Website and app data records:

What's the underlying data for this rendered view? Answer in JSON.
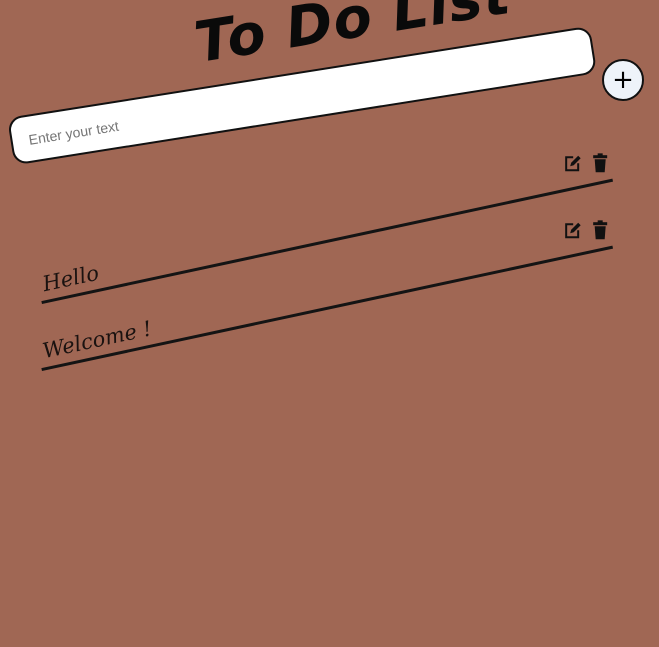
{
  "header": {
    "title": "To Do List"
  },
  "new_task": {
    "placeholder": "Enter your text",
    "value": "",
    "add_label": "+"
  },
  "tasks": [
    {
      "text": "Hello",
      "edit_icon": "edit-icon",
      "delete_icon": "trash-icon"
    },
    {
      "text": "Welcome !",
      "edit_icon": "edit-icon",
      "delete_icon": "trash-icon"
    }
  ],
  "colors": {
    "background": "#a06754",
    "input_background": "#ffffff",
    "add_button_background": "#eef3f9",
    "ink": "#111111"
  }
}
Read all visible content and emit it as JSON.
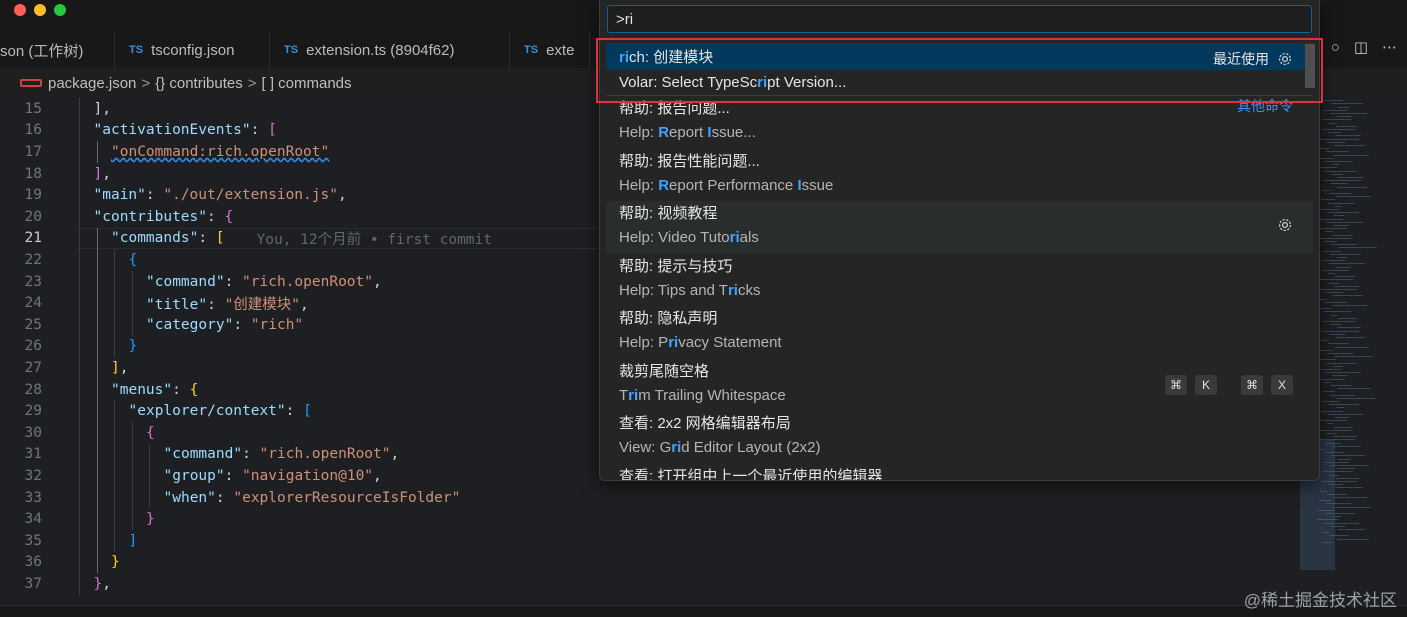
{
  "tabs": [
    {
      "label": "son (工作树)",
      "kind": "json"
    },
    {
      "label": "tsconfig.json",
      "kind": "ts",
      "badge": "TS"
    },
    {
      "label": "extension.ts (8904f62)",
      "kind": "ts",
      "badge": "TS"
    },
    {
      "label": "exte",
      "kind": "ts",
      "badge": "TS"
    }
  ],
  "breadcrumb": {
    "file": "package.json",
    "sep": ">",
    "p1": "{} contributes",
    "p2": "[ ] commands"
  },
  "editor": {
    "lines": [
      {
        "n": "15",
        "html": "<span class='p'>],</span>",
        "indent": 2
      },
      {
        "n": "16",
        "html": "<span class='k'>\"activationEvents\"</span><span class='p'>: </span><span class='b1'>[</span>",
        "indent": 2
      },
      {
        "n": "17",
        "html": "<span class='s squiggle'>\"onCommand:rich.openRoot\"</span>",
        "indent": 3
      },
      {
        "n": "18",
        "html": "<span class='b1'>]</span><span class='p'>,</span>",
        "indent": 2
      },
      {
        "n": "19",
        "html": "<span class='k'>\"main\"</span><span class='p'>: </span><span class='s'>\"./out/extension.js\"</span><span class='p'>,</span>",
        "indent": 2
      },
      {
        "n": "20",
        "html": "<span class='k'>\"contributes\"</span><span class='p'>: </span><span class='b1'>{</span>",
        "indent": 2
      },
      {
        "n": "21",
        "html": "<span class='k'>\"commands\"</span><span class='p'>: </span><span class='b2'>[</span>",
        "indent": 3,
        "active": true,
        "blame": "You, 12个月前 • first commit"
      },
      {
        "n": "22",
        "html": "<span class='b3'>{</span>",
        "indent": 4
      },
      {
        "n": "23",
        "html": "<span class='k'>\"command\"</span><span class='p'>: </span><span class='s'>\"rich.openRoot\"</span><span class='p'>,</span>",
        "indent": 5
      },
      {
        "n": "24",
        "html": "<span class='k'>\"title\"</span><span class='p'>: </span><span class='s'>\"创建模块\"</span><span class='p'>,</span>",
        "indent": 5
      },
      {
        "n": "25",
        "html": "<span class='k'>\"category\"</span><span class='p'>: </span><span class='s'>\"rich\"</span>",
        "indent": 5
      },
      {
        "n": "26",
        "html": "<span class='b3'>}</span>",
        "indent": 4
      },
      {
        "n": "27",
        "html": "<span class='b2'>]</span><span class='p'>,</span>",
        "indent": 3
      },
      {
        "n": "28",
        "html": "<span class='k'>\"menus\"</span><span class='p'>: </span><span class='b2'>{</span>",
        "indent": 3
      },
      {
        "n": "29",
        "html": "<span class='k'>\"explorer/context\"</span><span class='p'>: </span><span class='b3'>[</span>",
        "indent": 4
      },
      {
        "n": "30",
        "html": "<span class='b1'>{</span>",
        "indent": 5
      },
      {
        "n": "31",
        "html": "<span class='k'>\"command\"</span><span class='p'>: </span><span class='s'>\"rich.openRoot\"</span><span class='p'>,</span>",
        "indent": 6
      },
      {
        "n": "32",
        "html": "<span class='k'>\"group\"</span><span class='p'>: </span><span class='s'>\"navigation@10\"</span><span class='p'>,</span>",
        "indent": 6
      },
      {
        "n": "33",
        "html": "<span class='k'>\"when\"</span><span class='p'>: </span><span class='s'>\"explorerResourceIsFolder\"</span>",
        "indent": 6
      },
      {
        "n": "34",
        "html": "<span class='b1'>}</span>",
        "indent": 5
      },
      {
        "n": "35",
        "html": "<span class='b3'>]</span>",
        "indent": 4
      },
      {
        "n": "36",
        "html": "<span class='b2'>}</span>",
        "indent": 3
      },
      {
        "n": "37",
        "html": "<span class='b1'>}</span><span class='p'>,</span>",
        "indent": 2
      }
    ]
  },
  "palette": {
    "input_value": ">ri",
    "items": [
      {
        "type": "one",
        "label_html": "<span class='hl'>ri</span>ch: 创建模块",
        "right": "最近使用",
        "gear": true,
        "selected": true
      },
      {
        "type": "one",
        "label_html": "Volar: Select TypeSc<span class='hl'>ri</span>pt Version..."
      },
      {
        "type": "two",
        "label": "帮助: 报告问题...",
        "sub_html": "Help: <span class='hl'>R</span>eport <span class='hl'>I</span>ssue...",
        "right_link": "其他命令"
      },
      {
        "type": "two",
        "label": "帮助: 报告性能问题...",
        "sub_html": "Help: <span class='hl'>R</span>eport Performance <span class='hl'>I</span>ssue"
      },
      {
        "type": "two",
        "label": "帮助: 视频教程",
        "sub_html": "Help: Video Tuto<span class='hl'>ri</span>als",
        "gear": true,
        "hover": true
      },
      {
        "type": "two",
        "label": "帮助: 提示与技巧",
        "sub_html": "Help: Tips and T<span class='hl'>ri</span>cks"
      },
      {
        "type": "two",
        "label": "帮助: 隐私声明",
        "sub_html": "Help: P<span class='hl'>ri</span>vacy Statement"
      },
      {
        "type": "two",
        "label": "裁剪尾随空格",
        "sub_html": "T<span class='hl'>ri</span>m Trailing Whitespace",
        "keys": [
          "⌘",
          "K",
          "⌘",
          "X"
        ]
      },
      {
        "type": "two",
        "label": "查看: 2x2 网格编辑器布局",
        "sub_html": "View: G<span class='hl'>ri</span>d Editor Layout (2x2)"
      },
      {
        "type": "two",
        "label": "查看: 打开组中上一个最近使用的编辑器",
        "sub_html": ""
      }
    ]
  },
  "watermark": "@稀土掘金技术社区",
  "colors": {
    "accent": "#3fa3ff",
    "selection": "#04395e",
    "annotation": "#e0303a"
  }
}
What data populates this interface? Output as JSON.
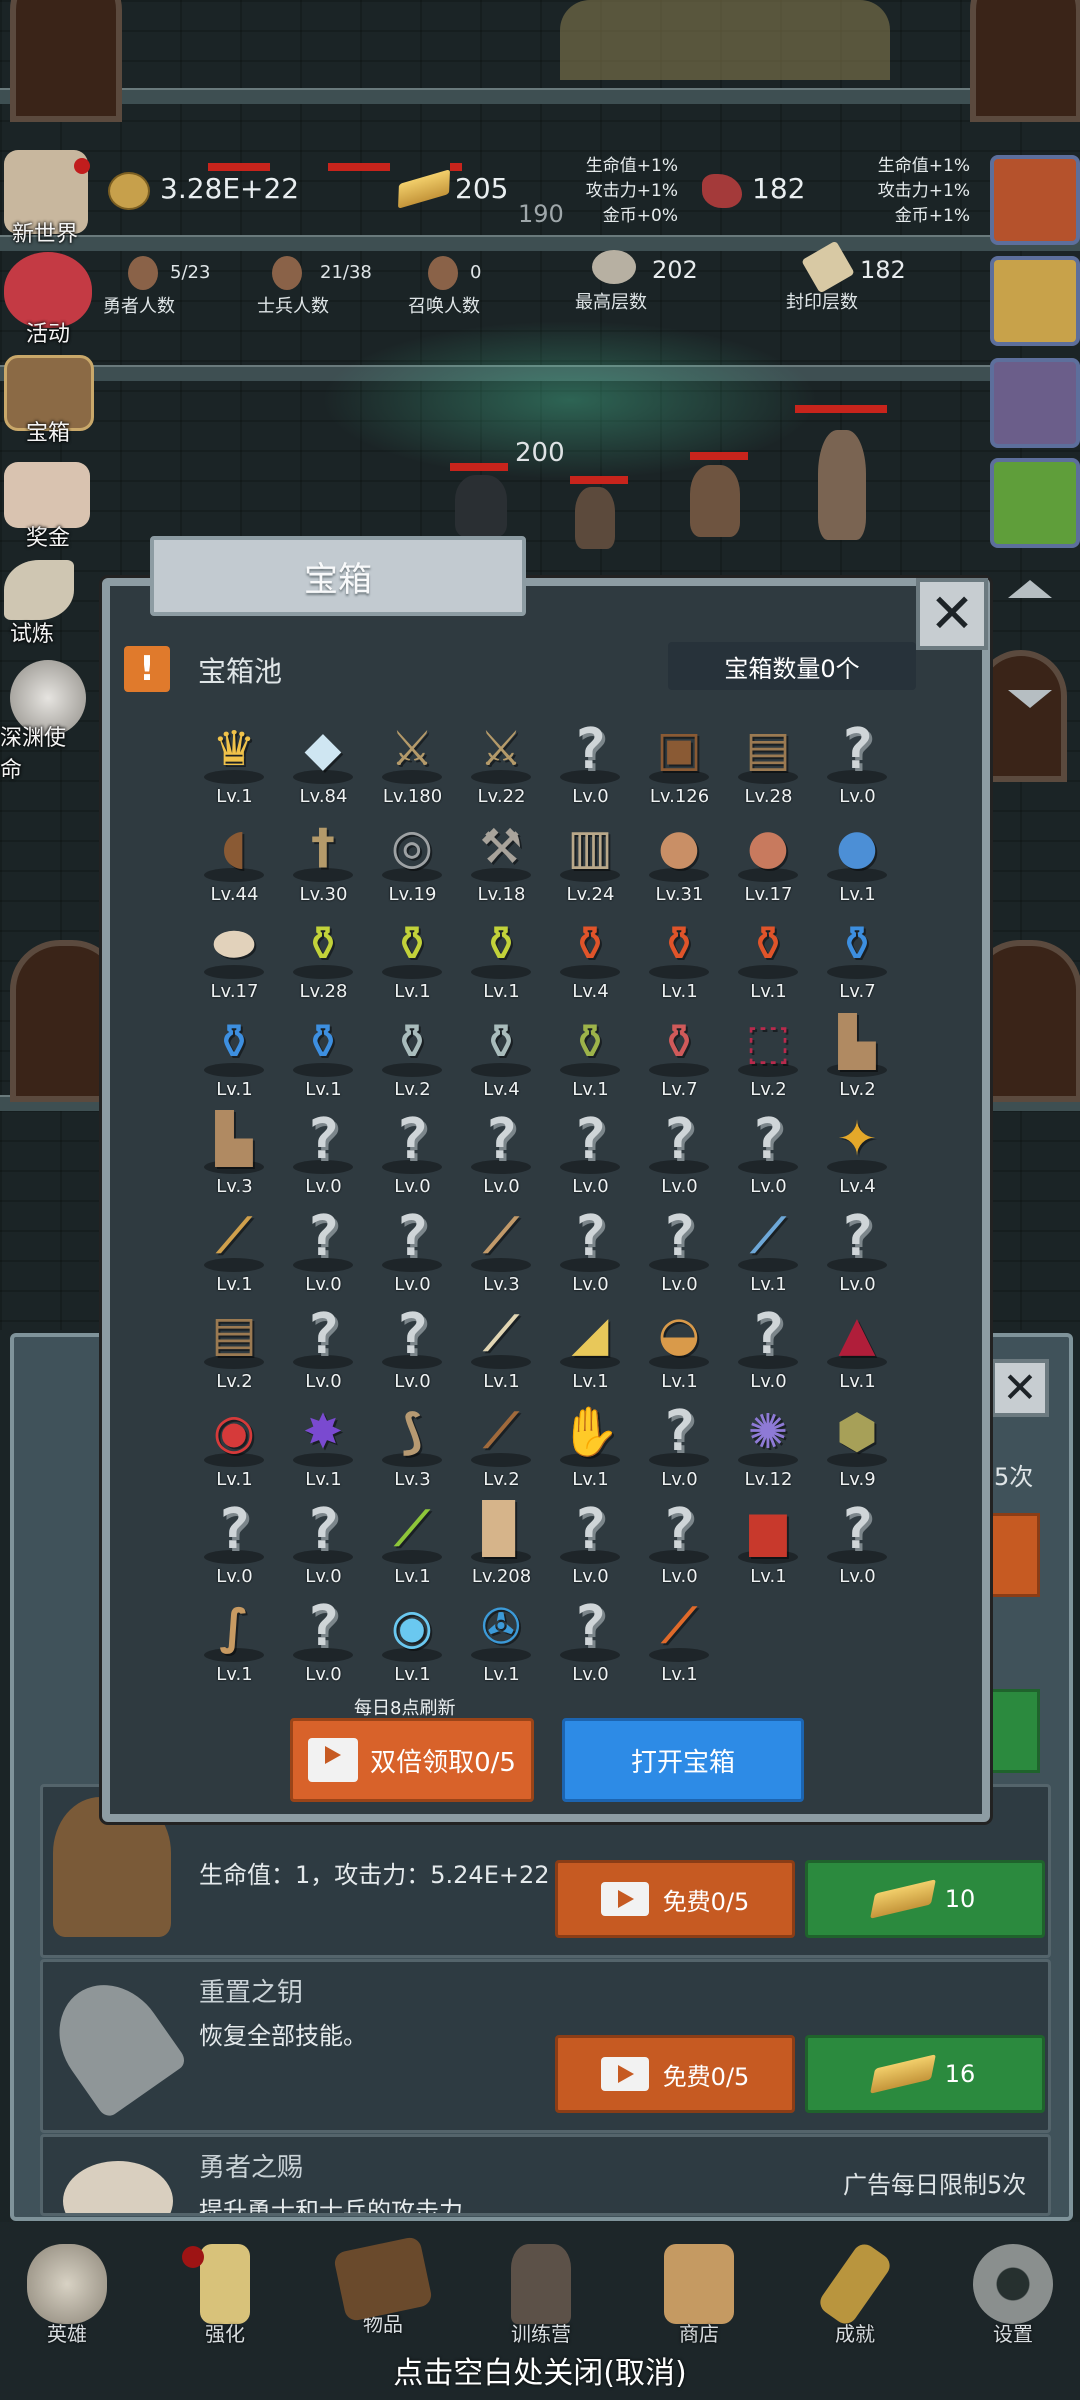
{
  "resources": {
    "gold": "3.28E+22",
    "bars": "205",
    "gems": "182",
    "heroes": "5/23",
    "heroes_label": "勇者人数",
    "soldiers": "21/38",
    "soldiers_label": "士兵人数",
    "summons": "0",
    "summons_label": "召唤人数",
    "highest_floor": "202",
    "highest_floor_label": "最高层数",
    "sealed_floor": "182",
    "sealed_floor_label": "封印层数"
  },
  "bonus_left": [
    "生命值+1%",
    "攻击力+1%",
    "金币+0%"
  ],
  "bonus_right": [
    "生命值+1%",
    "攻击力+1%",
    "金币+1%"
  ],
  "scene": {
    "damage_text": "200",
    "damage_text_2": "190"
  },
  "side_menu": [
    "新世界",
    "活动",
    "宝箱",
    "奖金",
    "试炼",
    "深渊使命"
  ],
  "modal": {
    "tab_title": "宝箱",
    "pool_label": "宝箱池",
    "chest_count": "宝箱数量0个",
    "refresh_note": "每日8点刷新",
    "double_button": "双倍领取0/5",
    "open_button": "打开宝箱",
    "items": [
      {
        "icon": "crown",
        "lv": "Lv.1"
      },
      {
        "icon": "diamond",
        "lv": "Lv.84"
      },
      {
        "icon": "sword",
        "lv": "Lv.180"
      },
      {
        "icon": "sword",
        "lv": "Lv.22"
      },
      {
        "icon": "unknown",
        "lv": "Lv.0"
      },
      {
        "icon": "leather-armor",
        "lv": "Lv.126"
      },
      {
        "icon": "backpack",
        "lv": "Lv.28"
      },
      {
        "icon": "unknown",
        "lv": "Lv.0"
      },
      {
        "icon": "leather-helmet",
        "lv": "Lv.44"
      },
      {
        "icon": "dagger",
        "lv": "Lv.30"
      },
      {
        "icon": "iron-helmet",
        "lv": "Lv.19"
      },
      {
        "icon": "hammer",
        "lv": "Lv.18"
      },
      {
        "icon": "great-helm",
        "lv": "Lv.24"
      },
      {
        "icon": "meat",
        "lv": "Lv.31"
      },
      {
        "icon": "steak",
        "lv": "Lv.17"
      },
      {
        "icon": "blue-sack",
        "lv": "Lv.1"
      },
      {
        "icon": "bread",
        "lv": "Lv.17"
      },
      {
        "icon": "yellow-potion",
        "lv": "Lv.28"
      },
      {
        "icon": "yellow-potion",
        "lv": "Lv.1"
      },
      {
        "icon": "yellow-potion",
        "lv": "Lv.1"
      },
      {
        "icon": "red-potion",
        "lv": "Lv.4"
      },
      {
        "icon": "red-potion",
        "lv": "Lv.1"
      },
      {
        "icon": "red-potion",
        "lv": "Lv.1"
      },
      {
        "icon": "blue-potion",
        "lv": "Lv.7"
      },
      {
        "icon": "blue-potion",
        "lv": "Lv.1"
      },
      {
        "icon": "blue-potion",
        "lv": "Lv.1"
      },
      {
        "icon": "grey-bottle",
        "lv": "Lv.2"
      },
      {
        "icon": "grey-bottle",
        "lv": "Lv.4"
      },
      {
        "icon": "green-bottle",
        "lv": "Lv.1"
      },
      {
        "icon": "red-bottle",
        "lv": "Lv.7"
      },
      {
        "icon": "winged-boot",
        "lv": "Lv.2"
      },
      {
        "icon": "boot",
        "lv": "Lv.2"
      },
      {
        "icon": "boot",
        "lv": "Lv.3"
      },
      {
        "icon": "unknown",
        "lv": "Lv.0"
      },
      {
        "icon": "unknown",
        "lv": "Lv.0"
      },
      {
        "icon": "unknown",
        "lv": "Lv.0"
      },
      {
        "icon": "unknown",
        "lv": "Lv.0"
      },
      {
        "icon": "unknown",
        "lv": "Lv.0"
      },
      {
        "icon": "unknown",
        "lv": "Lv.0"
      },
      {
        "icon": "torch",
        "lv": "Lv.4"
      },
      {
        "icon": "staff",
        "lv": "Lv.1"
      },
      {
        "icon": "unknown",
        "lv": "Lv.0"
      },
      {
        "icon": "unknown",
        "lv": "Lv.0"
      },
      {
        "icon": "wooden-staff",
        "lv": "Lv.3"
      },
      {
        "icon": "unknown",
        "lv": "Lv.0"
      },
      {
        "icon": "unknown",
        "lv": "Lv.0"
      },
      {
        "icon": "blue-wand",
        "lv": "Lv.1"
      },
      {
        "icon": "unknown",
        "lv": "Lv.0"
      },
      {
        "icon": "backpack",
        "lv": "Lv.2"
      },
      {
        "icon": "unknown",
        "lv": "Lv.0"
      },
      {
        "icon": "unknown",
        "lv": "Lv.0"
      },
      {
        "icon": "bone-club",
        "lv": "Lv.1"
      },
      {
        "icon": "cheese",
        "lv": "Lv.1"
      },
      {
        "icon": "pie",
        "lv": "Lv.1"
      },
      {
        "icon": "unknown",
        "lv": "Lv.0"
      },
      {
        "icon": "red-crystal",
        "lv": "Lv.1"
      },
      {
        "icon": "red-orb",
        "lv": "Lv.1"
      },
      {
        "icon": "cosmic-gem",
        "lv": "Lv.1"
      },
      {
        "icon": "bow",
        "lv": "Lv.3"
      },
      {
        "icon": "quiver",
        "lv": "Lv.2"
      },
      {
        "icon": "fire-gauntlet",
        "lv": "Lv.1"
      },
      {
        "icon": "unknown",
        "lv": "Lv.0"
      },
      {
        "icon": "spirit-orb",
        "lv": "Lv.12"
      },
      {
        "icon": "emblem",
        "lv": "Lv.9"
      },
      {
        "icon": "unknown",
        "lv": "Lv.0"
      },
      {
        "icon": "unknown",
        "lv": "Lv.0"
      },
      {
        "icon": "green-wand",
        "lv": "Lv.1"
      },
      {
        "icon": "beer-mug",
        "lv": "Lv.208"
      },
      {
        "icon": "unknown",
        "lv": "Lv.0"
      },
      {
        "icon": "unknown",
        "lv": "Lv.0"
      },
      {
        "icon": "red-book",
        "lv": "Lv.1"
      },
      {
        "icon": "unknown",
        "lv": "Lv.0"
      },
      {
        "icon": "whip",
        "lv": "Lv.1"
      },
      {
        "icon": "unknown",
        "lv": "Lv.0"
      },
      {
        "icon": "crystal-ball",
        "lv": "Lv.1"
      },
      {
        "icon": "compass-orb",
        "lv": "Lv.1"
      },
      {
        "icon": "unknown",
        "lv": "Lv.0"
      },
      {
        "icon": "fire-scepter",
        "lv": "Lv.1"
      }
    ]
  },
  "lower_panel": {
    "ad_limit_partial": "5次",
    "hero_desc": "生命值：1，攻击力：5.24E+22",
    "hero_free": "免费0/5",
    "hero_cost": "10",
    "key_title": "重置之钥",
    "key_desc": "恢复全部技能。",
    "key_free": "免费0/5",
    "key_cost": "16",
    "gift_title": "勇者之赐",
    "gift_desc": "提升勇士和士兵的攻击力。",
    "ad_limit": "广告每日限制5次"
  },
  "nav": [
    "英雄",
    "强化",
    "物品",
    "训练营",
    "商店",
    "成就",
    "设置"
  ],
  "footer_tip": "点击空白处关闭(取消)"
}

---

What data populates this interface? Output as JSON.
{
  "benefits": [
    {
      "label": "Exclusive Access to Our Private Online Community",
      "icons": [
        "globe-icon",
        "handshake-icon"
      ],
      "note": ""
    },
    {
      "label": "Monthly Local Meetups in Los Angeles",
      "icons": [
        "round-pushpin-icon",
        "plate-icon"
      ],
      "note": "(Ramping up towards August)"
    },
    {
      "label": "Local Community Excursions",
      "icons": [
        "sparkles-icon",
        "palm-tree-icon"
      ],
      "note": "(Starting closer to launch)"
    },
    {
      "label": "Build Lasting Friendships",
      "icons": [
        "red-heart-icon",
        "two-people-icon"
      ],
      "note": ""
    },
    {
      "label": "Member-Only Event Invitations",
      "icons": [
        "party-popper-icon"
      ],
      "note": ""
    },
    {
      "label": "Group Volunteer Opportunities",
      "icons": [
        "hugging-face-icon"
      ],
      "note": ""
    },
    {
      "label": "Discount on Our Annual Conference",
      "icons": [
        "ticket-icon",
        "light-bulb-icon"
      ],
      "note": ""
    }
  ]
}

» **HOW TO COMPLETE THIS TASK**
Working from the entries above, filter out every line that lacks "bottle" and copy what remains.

» **RESPONSE TO THE EXERCISE**
        "icon": "grey-bottle",
        "icon": "grey-bottle",
        "icon": "green-bottle",
        "icon": "red-bottle",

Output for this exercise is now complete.